A new report from The Bunker about hybrid cloud adoption finds that nine in 10 organizations are using a hybrid cloud infrastructure, and 96 percent plan to move applications or data to the hybrid cloud within the next five years. The main driver behind hybrid cloud adoption is cost. 60 percent of respondents are looking to improve cost efficiency, flexibility and scalability. 40 percent want to reduce total cost of ownership, and 38 percent want to shift more IT costs from capital to operational expenses.
Software-defined networking (SDN) is one of the hottest trends in the IT industry, promising to redefine the way that organizations configure and manage their networks. SDN eliminates the need for device-level management, creating a more agile and efficient infrastructure that is centrally controlled through software.
Organizations aren’t just under pressure to do more with less. They’re under pressure to do everything more quickly. Business units can’t wait weeks for IT to roll out new applications and services — market conditions change too rapidly. Organizations that fail to respond just as fast will miss opportunities and lose competitive advantages.
The technology industry is still buzzing with the news of Dell’s acquisition of EMC. It is the largest tech acquisition in history, and everyone is still trying to digest the information and understand what it might mean to them. While it’s impossible to know with any certainty what will transpire, I wanted to offer Sigma’s perspective on the deal.
In part 1 of this post, I discussed how data reduction technologies enable organizations to better manage high data volume and reduce storage costs. Once reserved for backup and archival, data reduction is now primarily performed when data is read or written in order to optimize storage environments. De-duplication eliminates redundant data and compression reduces the size of data blocks, while thin provisioning allows for dynamic, on-demand storage allocation.
Thanks in large part to virtualization and big data, the amount of data being created, transmitted, stored and backed up is growing exponentially. At the same time, backup windows are shrinking, data recovery timeframes are accelerating, and stiffer legal and regulatory requirements mandate that data be retained for longer periods of time. However, IT departments and budgets aren’t growing at the same pace, so adding storage and personnel to manage the environment isn’t a viable or economically feasible solution.
On November 1, Hewlett-Packard (HP) Meg Whitman will ring the bell at the New York Stock Exchange. Publicly, this will signal the official split of HP into two Fortune 50 companies – HP Enterprise and HP Inc. Internally, the two companies began operating independently on August 1. The split, first announced in April, follows increasing pressure on HP from industry and financial analysts to focus more on the enterprise side of its business. The goal is to improve agility, accelerate decision-making and simplify the organizational structure of both companies.
For several years, industry analysts have been heralding the arrival of the post-PC era. Sales of desktop and laptop computers have been in the doldrums for years as more users rely primarily upon smaller, more mobile devices. And now the launch of Intel’s new 6th Generation Intel Core processor family is expected to further diversify end-users’ tech choices.

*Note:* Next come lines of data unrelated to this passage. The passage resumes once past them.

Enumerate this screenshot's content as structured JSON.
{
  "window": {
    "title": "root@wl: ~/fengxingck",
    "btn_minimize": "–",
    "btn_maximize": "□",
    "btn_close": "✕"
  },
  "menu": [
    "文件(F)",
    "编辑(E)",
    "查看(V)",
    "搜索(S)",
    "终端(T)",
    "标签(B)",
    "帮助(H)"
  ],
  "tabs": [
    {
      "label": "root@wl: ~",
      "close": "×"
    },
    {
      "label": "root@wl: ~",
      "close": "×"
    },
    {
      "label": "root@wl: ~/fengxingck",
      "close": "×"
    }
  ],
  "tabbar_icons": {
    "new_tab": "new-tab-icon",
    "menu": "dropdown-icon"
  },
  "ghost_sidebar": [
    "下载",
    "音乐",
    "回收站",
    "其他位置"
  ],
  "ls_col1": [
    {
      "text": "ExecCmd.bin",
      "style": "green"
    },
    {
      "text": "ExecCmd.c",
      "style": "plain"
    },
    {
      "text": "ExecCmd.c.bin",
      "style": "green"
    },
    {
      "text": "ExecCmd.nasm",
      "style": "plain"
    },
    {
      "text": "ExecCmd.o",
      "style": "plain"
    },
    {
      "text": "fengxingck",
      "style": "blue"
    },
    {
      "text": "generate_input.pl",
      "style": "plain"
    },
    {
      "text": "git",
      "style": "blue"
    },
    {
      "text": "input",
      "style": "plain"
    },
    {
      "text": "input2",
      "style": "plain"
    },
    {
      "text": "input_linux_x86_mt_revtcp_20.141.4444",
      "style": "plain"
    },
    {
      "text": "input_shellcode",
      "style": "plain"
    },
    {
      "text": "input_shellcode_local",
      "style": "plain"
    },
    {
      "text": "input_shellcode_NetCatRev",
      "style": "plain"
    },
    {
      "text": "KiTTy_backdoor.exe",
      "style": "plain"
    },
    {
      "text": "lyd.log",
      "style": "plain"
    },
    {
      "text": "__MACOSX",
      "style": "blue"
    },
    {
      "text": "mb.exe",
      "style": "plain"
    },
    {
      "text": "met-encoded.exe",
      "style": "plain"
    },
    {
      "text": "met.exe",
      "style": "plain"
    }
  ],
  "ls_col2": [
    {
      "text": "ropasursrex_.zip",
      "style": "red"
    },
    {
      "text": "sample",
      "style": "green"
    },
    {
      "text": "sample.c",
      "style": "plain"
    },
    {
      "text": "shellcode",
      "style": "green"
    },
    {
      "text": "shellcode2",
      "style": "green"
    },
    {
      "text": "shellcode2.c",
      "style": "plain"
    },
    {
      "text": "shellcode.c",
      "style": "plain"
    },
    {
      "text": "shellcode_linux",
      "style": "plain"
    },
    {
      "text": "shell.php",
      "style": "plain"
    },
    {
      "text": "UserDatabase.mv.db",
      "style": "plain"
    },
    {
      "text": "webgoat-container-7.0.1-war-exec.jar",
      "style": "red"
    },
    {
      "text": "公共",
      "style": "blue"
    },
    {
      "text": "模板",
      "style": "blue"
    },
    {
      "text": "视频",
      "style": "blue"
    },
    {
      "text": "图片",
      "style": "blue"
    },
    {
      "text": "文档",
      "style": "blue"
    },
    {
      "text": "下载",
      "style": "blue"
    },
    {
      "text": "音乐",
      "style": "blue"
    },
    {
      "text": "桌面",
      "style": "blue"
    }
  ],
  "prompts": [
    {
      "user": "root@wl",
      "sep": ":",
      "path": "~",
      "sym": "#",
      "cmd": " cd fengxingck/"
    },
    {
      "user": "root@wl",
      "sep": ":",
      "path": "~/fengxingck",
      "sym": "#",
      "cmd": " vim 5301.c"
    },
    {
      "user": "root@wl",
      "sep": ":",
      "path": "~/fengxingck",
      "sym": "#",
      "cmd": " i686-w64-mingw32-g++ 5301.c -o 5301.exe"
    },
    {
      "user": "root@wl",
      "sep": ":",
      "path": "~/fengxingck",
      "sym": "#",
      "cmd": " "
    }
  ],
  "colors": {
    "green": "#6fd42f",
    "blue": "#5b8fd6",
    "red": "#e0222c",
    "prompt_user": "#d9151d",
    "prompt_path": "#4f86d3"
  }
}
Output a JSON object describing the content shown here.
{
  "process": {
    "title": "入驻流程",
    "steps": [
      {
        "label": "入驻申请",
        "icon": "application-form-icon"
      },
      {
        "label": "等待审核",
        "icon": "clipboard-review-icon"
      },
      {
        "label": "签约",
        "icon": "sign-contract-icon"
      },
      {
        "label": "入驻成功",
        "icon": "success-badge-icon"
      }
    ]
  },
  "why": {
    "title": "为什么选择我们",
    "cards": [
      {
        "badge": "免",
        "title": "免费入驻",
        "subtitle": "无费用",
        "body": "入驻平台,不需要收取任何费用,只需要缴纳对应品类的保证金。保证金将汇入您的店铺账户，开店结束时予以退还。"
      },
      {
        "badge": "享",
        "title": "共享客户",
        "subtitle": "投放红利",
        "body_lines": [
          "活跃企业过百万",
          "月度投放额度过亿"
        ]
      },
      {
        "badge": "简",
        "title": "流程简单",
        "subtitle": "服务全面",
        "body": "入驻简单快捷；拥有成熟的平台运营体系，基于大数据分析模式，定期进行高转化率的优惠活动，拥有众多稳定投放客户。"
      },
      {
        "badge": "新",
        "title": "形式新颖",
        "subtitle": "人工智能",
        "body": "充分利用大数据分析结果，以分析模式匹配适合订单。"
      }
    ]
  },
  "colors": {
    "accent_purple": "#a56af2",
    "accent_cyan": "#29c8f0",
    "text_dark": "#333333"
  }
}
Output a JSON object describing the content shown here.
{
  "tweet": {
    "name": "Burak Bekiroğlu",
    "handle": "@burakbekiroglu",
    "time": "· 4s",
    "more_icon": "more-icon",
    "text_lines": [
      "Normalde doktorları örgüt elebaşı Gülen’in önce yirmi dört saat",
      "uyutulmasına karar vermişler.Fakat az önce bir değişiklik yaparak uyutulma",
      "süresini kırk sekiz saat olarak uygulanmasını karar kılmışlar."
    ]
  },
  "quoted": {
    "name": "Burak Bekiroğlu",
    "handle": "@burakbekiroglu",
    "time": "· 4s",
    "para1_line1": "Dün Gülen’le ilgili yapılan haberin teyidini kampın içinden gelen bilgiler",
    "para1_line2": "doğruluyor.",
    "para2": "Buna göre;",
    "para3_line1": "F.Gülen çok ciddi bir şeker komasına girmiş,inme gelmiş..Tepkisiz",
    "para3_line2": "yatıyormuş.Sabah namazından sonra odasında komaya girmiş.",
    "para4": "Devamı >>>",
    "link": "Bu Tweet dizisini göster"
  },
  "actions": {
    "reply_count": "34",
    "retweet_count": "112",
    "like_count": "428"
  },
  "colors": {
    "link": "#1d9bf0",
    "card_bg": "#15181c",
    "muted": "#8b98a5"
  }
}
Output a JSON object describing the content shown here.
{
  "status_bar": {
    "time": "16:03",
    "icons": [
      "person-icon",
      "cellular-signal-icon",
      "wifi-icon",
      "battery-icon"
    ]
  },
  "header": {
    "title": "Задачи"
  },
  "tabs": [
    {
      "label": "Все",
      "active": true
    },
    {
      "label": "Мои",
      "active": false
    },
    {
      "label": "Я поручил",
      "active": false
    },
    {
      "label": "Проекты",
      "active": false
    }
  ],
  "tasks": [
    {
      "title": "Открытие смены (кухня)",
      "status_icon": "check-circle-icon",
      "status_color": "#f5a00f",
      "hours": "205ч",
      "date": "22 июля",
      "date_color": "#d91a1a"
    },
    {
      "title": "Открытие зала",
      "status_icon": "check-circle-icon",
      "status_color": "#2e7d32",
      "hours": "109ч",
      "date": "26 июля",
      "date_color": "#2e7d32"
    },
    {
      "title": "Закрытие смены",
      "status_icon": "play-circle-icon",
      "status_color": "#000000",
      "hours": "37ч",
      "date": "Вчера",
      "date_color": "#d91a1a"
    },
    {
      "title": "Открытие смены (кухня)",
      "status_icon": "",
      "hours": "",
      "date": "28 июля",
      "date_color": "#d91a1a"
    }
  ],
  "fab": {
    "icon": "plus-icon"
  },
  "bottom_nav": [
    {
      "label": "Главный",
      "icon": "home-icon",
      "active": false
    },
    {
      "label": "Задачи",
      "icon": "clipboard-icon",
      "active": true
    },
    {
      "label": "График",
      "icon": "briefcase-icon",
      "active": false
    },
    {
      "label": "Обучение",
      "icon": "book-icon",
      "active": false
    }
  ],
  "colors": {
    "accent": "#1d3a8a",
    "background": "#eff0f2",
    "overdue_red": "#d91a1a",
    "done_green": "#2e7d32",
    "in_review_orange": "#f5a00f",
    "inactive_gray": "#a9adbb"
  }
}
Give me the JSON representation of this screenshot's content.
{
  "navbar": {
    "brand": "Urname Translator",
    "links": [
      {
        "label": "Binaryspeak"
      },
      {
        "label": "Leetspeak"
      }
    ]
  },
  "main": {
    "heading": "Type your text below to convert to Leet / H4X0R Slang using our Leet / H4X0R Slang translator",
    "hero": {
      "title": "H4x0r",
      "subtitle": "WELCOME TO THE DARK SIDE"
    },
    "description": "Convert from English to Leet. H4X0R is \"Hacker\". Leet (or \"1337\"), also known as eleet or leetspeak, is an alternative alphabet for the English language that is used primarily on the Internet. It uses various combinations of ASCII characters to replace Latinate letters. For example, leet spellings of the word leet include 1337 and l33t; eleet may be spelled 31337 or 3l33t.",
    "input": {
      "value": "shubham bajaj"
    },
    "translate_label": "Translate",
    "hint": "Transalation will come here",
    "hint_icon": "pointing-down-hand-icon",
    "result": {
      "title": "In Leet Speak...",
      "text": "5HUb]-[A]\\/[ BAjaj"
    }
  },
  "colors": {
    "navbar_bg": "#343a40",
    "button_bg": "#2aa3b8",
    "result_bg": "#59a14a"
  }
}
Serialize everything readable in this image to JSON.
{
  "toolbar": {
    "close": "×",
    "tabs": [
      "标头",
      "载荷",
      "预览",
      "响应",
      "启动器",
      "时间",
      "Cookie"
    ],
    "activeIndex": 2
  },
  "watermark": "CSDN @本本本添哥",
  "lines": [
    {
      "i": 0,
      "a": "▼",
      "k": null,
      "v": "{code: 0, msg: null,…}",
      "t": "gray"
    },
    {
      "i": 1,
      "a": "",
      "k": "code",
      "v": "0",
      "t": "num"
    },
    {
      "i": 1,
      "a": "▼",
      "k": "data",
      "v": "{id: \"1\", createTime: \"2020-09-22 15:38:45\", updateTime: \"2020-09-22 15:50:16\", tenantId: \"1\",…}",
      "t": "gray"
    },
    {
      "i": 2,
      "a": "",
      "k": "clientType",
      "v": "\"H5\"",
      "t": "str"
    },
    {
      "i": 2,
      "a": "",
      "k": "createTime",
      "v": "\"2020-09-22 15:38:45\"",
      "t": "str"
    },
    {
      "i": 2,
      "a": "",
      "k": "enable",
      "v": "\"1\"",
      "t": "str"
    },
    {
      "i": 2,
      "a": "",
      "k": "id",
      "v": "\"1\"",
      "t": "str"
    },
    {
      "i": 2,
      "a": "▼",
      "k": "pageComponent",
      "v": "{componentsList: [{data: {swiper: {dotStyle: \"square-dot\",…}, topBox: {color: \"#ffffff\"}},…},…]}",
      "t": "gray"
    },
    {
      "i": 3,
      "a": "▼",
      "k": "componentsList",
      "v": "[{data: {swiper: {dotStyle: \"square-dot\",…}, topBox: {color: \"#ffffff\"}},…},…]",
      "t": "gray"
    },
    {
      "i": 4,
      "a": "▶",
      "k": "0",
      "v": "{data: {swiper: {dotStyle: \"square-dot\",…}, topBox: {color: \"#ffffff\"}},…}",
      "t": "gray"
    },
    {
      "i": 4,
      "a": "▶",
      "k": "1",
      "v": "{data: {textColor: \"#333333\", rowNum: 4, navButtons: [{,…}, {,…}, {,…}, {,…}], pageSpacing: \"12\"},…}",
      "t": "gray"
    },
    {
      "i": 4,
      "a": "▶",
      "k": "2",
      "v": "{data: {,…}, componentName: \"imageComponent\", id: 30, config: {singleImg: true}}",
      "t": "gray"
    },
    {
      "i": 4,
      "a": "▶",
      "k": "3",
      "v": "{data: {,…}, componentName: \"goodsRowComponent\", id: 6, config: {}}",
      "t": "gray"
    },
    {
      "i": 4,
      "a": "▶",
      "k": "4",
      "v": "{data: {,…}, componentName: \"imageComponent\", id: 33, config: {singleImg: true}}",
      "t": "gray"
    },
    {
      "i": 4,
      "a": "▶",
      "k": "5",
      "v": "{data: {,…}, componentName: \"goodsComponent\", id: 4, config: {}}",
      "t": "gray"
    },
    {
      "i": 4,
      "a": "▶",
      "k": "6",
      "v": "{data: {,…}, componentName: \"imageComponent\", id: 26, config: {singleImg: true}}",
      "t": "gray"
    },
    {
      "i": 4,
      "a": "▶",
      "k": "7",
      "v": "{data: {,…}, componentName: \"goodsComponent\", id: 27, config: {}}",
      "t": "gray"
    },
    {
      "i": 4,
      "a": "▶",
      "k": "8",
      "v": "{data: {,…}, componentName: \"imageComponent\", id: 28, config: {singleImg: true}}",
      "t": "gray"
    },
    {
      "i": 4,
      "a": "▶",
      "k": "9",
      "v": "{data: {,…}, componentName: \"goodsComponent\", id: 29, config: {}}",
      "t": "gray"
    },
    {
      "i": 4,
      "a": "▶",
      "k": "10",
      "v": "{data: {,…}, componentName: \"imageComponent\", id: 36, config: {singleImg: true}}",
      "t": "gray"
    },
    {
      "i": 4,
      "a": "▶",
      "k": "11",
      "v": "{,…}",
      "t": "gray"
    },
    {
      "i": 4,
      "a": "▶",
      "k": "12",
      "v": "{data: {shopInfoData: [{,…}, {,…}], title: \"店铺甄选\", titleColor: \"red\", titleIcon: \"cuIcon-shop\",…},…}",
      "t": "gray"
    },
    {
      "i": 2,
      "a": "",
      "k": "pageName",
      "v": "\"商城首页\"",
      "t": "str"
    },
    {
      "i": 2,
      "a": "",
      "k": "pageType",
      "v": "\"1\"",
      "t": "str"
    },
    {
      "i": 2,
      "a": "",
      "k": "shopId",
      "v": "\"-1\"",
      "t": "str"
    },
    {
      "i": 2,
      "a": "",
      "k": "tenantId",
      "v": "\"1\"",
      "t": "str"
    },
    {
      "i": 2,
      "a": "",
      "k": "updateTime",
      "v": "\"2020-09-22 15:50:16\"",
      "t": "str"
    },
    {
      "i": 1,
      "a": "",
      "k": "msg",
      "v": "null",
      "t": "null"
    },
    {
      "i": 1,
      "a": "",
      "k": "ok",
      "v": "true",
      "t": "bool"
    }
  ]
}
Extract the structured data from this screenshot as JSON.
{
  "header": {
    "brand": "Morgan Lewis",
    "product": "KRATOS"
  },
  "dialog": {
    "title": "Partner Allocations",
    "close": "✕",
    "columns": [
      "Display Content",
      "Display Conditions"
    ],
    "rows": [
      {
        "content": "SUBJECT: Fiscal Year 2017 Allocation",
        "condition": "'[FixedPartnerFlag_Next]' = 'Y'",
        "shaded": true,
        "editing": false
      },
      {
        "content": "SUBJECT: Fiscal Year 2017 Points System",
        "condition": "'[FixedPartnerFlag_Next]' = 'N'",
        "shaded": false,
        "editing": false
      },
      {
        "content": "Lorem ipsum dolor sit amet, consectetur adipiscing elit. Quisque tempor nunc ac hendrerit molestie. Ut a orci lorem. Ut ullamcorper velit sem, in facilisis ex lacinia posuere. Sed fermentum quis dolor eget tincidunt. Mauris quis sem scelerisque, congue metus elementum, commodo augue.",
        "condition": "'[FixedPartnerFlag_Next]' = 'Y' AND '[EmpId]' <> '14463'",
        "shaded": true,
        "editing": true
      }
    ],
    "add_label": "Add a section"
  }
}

Organizations that use Oracle software are often asked to show compliance with Oracle license requirements. This process, known as an Oracle license review, is designed to confirm how many and what type of Oracle products are licensed and reconcile the organization’s Oracle software usage with the license entitlements. Organizations may be selected for license review by Oracle’s License Management Services (LMS) at three- or four-year intervals, or if they suspect noncompliance.